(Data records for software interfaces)
Start of Block

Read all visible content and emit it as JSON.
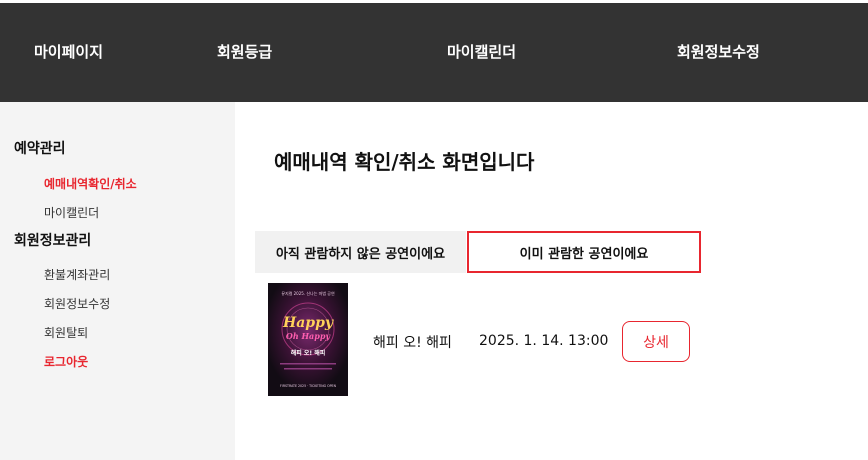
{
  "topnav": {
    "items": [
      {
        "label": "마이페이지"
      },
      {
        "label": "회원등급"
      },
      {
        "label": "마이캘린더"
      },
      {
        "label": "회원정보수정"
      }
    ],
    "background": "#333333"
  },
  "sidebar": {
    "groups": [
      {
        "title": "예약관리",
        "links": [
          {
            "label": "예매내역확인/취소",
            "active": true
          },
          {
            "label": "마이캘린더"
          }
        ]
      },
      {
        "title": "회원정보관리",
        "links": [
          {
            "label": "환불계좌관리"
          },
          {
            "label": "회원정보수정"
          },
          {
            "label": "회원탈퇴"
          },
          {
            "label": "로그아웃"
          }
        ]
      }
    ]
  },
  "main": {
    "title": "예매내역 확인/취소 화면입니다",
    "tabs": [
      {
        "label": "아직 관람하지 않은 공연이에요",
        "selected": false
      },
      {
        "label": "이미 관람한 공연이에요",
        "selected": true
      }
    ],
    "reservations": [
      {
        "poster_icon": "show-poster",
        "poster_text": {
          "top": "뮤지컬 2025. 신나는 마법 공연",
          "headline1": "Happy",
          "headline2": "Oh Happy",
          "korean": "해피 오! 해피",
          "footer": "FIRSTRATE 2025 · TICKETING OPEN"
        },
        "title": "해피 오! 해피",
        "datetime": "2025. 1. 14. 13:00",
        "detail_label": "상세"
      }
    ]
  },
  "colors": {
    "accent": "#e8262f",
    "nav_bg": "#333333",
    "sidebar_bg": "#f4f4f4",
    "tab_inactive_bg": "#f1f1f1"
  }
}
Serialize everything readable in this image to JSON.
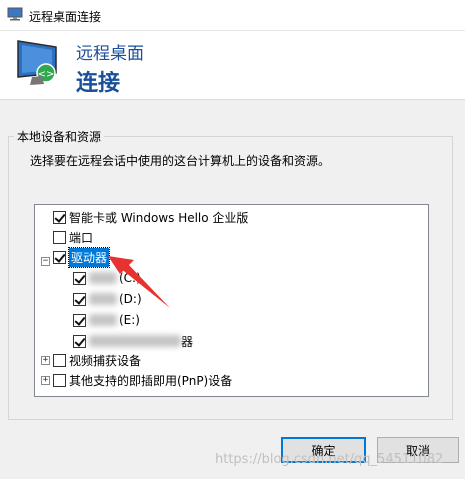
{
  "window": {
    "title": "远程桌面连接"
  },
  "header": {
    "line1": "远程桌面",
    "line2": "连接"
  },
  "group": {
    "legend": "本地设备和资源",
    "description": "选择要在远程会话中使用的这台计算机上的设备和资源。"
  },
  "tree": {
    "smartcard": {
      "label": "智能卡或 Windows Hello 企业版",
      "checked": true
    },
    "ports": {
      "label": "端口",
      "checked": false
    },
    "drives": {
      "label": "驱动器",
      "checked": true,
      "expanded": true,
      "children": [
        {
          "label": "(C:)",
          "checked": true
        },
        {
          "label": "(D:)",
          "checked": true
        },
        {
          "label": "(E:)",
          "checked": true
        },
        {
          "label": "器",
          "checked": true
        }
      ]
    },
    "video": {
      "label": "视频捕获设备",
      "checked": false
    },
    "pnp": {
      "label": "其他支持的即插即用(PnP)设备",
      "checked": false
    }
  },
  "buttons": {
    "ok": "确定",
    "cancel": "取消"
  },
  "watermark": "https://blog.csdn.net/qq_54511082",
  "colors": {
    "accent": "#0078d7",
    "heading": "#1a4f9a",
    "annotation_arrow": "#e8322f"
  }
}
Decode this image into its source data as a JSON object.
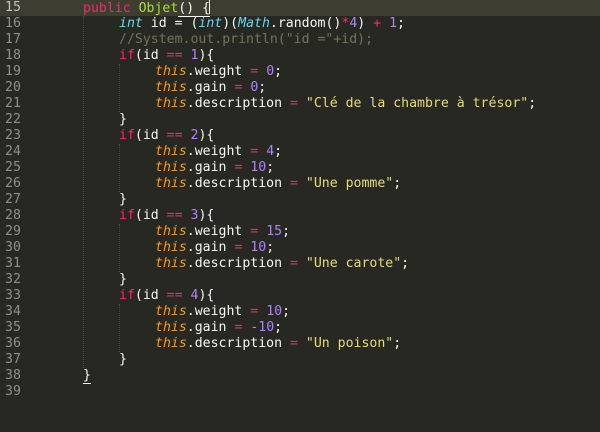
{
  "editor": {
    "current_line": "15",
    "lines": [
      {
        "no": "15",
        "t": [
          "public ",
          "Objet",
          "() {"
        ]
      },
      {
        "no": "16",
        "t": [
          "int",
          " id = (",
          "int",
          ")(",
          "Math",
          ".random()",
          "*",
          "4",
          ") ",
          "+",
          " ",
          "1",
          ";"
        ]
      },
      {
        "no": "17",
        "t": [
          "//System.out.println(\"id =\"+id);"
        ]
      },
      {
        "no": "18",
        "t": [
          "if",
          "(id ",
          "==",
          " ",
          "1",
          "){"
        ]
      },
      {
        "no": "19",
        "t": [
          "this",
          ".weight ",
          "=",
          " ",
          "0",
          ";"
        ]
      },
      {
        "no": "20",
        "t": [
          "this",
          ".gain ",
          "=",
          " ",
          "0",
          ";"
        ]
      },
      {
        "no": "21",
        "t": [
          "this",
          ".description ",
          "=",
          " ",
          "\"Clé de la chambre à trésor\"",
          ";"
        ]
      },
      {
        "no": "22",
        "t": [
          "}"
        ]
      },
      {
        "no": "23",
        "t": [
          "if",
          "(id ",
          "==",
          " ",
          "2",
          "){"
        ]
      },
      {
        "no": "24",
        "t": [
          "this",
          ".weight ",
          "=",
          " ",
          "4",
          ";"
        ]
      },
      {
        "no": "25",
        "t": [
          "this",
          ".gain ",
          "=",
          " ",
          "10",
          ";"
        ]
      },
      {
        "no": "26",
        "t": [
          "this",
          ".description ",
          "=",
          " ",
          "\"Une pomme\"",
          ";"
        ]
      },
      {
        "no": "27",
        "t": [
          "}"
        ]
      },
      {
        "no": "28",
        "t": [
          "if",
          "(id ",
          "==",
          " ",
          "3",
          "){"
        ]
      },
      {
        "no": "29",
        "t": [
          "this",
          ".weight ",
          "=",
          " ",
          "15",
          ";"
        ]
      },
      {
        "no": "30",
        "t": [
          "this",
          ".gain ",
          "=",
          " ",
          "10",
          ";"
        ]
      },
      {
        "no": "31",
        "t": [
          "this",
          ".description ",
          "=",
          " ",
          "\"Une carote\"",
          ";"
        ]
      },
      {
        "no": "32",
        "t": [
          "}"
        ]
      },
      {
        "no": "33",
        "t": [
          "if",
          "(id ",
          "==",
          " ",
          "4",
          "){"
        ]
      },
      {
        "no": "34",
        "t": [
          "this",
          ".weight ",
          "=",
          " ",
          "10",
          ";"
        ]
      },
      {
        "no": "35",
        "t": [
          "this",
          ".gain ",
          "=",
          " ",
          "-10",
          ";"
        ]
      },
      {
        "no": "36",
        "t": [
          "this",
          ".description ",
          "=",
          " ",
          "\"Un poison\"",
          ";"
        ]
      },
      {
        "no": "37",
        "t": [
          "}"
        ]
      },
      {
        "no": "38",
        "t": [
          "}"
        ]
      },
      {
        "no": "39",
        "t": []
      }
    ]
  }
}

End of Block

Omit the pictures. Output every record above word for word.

> [Written solution]
Read all visible content and emit it as JSON.
{
  "topnav": {
    "items": [
      {
        "label": "마이페이지"
      },
      {
        "label": "회원등급"
      },
      {
        "label": "마이캘린더"
      },
      {
        "label": "회원정보수정"
      }
    ],
    "background": "#333333"
  },
  "sidebar": {
    "groups": [
      {
        "title": "예약관리",
        "links": [
          {
            "label": "예매내역확인/취소",
            "active": true
          },
          {
            "label": "마이캘린더"
          }
        ]
      },
      {
        "title": "회원정보관리",
        "links": [
          {
            "label": "환불계좌관리"
          },
          {
            "label": "회원정보수정"
          },
          {
            "label": "회원탈퇴"
          },
          {
            "label": "로그아웃"
          }
        ]
      }
    ]
  },
  "main": {
    "title": "예매내역 확인/취소 화면입니다",
    "tabs": [
      {
        "label": "아직 관람하지 않은 공연이에요",
        "selected": false
      },
      {
        "label": "이미 관람한 공연이에요",
        "selected": true
      }
    ],
    "reservations": [
      {
        "poster_icon": "show-poster",
        "poster_text": {
          "top": "뮤지컬 2025. 신나는 마법 공연",
          "headline1": "Happy",
          "headline2": "Oh Happy",
          "korean": "해피 오! 해피",
          "footer": "FIRSTRATE 2025 · TICKETING OPEN"
        },
        "title": "해피 오! 해피",
        "datetime": "2025. 1. 14. 13:00",
        "detail_label": "상세"
      }
    ]
  },
  "colors": {
    "accent": "#e8262f",
    "nav_bg": "#333333",
    "sidebar_bg": "#f4f4f4",
    "tab_inactive_bg": "#f1f1f1"
  }
}
Serialize everything readable in this image to JSON.
{
  "window": {
    "title": "远程桌面连接"
  },
  "header": {
    "line1": "远程桌面",
    "line2": "连接"
  },
  "group": {
    "legend": "本地设备和资源",
    "description": "选择要在远程会话中使用的这台计算机上的设备和资源。"
  },
  "tree": {
    "smartcard": {
      "label": "智能卡或 Windows Hello 企业版",
      "checked": true
    },
    "ports": {
      "label": "端口",
      "checked": false
    },
    "drives": {
      "label": "驱动器",
      "checked": true,
      "expanded": true,
      "children": [
        {
          "label": "(C:)",
          "checked": true
        },
        {
          "label": "(D:)",
          "checked": true
        },
        {
          "label": "(E:)",
          "checked": true
        },
        {
          "label": "器",
          "checked": true
        }
      ]
    },
    "video": {
      "label": "视频捕获设备",
      "checked": false
    },
    "pnp": {
      "label": "其他支持的即插即用(PnP)设备",
      "checked": false
    }
  },
  "buttons": {
    "ok": "确定",
    "cancel": "取消"
  },
  "watermark": "https://blog.csdn.net/qq_54511082",
  "colors": {
    "accent": "#0078d7",
    "heading": "#1a4f9a",
    "annotation_arrow": "#e8322f"
  }
}
Decode this image into its source data as a JSON object.
{
  "editor": {
    "current_line": "15",
    "lines": [
      {
        "no": "15",
        "t": [
          "public ",
          "Objet",
          "() {"
        ]
      },
      {
        "no": "16",
        "t": [
          "int",
          " id = (",
          "int",
          ")(",
          "Math",
          ".random()",
          "*",
          "4",
          ") ",
          "+",
          " ",
          "1",
          ";"
        ]
      },
      {
        "no": "17",
        "t": [
          "//System.out.println(\"id =\"+id);"
        ]
      },
      {
        "no": "18",
        "t": [
          "if",
          "(id ",
          "==",
          " ",
          "1",
          "){"
        ]
      },
      {
        "no": "19",
        "t": [
          "this",
          ".weight ",
          "=",
          " ",
          "0",
          ";"
        ]
      },
      {
        "no": "20",
        "t": [
          "this",
          ".gain ",
          "=",
          " ",
          "0",
          ";"
        ]
      },
      {
        "no": "21",
        "t": [
          "this",
          ".description ",
          "=",
          " ",
          "\"Clé de la chambre à trésor\"",
          ";"
        ]
      },
      {
        "no": "22",
        "t": [
          "}"
        ]
      },
      {
        "no": "23",
        "t": [
          "if",
          "(id ",
          "==",
          " ",
          "2",
          "){"
        ]
      },
      {
        "no": "24",
        "t": [
          "this",
          ".weight ",
          "=",
          " ",
          "4",
          ";"
        ]
      },
      {
        "no": "25",
        "t": [
          "this",
          ".gain ",
          "=",
          " ",
          "10",
          ";"
        ]
      },
      {
        "no": "26",
        "t": [
          "this",
          ".description ",
          "=",
          " ",
          "\"Une pomme\"",
          ";"
        ]
      },
      {
        "no": "27",
        "t": [
          "}"
        ]
      },
      {
        "no": "28",
        "t": [
          "if",
          "(id ",
          "==",
          " ",
          "3",
          "){"
        ]
      },
      {
        "no": "29",
        "t": [
          "this",
          ".weight ",
          "=",
          " ",
          "15",
          ";"
        ]
      },
      {
        "no": "30",
        "t": [
          "this",
          ".gain ",
          "=",
          " ",
          "10",
          ";"
        ]
      },
      {
        "no": "31",
        "t": [
          "this",
          ".description ",
          "=",
          " ",
          "\"Une carote\"",
          ";"
        ]
      },
      {
        "no": "32",
        "t": [
          "}"
        ]
      },
      {
        "no": "33",
        "t": [
          "if",
          "(id ",
          "==",
          " ",
          "4",
          "){"
        ]
      },
      {
        "no": "34",
        "t": [
          "this",
          ".weight ",
          "=",
          " ",
          "10",
          ";"
        ]
      },
      {
        "no": "35",
        "t": [
          "this",
          ".gain ",
          "=",
          " ",
          "-10",
          ";"
        ]
      },
      {
        "no": "36",
        "t": [
          "this",
          ".description ",
          "=",
          " ",
          "\"Un poison\"",
          ";"
        ]
      },
      {
        "no": "37",
        "t": [
          "}"
        ]
      },
      {
        "no": "38",
        "t": [
          "}"
        ]
      },
      {
        "no": "39",
        "t": []
      }
    ]
  }
}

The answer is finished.